Continued access to invert drilling fluids is a pre-requisite for efficient drilling operations across much of the North Sea. However, legislation now specifies that the oily cuttings, generated in the drilling process, have to be cleaned to a target level of 1% residual oil, on a weight by dry weight basis, prior to discharge overboard or they have to be disposed of other than to the seabed.
A number of options for disposal are being developed (ref. 1) but one that appears particularly attractive is the grinding and slurrying of oily cuttings. The resultant fluid is used to induce fractures in the sub-surface formation within which its permanent disposal is achieved. This process has been utilised successfully onshore in Alaska and from fixed platforms offshore in the Gulf of Mexico, the Norwegian North Sea and on the UKCS (ref. 2 and 3).
In each case the wellheads have been easily accessible, providing simple access to the well or annulus for injection. For subsea wells drilled from a floating exploration drilling vessel, access to the annulus is much more complex, requiring modification to both the permanent guide base (PGB) and the subsea wellhead.

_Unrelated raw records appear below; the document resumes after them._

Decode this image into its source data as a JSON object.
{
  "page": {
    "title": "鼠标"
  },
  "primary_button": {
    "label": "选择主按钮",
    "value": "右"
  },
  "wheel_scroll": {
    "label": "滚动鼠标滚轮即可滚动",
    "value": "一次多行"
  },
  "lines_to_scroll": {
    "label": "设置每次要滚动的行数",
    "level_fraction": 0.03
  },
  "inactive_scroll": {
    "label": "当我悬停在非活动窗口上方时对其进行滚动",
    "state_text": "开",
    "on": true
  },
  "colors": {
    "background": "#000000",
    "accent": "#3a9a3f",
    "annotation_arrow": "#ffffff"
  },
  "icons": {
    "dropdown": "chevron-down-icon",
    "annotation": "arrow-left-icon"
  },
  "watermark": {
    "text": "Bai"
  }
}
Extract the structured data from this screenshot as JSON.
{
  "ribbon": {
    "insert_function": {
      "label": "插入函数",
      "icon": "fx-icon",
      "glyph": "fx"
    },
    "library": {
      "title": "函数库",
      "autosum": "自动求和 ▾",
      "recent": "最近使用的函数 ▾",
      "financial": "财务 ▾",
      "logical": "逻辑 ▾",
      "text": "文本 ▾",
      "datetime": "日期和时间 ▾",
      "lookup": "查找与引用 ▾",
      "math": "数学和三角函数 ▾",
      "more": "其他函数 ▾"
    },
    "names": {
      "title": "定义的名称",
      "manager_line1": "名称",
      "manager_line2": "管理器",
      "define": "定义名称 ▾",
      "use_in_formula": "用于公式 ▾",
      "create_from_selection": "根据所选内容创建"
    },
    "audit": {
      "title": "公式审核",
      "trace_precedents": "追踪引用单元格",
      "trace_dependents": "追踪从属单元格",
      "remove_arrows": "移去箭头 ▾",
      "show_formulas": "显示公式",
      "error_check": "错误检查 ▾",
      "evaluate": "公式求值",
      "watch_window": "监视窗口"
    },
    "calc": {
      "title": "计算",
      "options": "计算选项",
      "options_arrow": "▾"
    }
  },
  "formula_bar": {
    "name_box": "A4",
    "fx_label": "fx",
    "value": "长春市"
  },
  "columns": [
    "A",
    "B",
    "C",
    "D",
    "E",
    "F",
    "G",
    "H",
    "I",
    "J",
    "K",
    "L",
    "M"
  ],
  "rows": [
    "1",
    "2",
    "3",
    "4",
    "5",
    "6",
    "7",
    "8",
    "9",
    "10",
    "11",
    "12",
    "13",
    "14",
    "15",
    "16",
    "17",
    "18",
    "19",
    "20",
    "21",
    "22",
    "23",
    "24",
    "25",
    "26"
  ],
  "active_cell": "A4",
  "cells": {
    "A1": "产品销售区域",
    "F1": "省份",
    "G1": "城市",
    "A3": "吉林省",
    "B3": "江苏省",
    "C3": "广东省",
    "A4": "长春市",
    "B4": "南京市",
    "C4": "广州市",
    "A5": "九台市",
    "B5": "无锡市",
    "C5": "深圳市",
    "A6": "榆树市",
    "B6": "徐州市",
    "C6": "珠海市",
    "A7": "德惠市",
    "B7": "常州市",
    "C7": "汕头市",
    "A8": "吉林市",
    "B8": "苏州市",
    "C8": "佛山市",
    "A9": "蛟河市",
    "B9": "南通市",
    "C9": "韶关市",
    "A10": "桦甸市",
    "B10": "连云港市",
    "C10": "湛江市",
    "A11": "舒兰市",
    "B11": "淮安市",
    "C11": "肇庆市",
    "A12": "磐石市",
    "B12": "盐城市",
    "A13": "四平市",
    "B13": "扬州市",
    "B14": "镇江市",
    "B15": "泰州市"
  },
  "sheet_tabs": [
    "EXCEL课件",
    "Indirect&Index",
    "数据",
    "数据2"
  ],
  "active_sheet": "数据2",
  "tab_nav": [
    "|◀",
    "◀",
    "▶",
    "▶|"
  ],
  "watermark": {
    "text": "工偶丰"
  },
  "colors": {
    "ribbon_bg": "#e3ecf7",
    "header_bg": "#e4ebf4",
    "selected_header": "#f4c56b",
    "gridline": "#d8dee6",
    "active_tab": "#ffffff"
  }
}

This paper is a report of a successful field trial of one such subsea system where the permanent guide base (PGB) and subsea wellhead have been modified to allow access to an appropriate annulus for slurry injection.